Palomar Mountain State Park celebrated Earth Day, which was Tuesday, April 22, with a day of service. Volunteers groomed the park's historic apple orchard, and will control invasive plant species like bull thistle or mullein.
Children ages 10 and under can sign up to be "litter getters," according to park officials.
The city of San Diego capped off "Earth Week" with its 25th annual Earth Fair in Balboa Park. About 60,000 people attended the event, which included at least 300 exhibitors, a children's parade, an art show and a clean vehicle exhibit.
Hundreds of businesses, nonprofit organizations and government agencies took part in the annual event, sharing environmentally friendly products, services and policies.

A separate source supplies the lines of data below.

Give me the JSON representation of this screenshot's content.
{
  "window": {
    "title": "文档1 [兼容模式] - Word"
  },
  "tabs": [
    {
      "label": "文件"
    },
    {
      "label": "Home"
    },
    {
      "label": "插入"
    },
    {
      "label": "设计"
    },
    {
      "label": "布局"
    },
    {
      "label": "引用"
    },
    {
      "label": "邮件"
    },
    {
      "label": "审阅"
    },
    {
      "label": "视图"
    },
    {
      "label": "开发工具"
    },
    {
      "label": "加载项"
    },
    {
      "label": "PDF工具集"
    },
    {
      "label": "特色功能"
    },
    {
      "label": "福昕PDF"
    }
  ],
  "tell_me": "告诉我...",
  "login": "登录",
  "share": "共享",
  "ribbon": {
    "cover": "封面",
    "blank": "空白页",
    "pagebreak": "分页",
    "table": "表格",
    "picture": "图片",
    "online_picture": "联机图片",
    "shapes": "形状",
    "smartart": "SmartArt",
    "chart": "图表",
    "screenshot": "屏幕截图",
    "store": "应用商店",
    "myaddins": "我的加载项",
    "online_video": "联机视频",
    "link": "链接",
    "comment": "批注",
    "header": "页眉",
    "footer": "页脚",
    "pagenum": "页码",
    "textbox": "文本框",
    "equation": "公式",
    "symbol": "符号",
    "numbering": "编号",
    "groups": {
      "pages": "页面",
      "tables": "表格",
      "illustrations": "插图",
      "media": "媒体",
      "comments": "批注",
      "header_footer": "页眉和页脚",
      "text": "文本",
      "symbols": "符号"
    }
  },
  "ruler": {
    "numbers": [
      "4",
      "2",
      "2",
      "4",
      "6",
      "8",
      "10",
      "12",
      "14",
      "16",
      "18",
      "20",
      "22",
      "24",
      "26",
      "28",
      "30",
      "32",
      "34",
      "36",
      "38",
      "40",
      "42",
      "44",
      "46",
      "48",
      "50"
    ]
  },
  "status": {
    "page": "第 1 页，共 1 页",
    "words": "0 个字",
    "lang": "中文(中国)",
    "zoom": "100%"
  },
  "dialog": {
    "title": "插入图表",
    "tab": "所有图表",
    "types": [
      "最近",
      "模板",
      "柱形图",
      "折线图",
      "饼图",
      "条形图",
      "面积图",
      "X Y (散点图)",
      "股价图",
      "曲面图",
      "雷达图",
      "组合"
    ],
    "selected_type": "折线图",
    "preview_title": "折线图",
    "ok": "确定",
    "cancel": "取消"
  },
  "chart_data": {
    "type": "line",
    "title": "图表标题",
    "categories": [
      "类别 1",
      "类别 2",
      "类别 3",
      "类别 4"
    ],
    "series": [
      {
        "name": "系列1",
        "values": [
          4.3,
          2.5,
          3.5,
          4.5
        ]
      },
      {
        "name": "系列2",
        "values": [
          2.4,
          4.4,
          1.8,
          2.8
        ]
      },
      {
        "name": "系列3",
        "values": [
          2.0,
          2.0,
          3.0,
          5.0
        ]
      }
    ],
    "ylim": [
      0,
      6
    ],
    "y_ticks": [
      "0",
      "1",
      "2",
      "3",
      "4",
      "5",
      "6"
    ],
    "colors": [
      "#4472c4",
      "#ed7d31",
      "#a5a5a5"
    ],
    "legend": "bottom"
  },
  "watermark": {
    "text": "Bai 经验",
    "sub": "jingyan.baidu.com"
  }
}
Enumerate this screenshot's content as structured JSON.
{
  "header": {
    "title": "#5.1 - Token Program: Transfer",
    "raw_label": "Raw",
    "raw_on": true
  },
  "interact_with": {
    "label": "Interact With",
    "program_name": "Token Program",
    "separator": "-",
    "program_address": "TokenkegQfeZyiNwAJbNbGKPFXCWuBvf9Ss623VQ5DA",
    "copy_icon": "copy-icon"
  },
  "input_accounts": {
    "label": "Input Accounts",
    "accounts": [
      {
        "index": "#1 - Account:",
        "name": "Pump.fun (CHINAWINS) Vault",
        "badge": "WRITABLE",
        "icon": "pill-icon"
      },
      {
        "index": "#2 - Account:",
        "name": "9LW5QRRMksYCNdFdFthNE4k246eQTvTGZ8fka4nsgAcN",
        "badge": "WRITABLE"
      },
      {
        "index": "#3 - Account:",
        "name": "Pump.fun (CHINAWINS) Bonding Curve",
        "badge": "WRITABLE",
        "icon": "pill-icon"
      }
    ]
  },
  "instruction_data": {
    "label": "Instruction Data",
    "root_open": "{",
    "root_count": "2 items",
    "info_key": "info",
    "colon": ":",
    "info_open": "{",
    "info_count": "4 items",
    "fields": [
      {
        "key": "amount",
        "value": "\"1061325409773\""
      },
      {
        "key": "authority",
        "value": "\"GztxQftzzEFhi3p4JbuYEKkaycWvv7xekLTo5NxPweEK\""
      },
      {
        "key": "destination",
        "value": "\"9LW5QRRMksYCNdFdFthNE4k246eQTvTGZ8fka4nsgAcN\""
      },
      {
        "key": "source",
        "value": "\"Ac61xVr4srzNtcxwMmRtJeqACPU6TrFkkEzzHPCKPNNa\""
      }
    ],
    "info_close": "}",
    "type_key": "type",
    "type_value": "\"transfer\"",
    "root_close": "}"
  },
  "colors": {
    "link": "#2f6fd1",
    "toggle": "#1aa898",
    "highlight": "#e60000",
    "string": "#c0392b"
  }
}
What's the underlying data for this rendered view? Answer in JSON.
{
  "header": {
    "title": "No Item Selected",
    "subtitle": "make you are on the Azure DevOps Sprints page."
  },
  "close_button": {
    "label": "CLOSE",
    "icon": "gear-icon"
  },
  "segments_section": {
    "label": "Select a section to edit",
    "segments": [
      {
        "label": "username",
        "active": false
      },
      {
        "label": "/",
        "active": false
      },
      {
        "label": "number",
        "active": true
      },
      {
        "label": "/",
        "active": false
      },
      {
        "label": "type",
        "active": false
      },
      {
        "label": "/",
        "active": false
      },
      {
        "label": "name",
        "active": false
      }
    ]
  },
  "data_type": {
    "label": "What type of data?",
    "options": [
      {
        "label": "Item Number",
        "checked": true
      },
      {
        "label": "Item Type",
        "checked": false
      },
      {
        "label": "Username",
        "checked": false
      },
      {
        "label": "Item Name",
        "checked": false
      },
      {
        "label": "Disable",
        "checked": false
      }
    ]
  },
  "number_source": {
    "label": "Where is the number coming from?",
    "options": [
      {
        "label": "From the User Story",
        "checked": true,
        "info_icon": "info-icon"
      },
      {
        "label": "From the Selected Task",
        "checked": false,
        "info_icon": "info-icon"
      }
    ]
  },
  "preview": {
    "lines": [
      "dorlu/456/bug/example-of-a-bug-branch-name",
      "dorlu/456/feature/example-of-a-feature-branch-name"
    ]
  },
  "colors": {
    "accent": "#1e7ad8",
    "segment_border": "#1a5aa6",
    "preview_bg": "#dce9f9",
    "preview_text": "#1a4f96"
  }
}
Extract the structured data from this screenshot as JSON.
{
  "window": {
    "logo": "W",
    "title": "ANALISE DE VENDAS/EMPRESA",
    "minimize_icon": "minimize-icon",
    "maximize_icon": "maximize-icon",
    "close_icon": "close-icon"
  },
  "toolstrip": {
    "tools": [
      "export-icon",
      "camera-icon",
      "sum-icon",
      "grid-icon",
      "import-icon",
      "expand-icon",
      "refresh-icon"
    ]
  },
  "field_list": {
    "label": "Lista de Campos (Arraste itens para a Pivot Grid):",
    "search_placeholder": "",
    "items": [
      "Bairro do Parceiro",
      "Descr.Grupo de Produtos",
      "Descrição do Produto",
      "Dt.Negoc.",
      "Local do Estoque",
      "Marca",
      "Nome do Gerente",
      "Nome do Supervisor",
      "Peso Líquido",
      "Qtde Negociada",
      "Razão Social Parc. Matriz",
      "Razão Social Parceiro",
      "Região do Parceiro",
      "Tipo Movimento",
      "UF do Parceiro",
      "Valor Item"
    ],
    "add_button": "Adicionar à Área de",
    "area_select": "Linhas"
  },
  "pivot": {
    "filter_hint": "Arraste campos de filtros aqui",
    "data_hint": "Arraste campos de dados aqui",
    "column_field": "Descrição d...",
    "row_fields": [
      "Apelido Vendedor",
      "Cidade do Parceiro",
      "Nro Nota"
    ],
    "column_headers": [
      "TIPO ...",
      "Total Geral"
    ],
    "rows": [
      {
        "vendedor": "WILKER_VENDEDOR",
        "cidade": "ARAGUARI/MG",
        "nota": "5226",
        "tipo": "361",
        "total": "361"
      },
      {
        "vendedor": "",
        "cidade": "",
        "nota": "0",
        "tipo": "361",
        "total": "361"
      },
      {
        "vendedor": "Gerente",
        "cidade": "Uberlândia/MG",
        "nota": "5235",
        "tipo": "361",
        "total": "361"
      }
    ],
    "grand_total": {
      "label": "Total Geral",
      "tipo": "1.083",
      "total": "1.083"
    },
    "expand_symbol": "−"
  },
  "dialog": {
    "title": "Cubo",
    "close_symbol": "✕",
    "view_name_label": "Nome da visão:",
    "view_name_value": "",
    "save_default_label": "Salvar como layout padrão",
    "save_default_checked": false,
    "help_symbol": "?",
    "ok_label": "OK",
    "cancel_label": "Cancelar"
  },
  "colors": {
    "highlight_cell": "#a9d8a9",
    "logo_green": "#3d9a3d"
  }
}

One of the many interactive displays at the Earth Fair was the ecoATM. Cellphone users who want to ditch their old phones can do so safely.
"E-waste is the fastest growing section of our waste stream and we created this product to help solve that and recycle people's devices," said Amy Rice, who is with ecoATM.
The ATM scans your phone and within minutes, determines the value and pays cash for your old device or donates $1 to charity if it has no value. The cash is a perk, but properly disposing of electronic devices is priceless to Mother Nature.
"The land cannot decompose the metals inside so when they do, a lot of the toxins end up into the soil, which can also end up in our water," said Rice.
This year, volunteers with the Art Miles Mural Project painted a special mural remembering the victims killed in the South Korea ferry tragedy.
"This is one of the most multicultural cities in the world, and a lot of Korean population and our hearts go out to those families who lost those loved ones," said Joanne Tawfils, who is with the project.
The group plans to personally deliver the mural to the South Korea ambassador next month.
The Earth Festival at Pier View Way and Tremont Street in Oceanside, which organizers said would be the largest of its kind in North County, also began at 10 a.m.
The event featured a vintage market, a green home improvement area, sales of drought-friendly plants, demonstrations and entertainment. Also on the agenda was a "Recycled Chic" fashion show and kid-friendly crafts.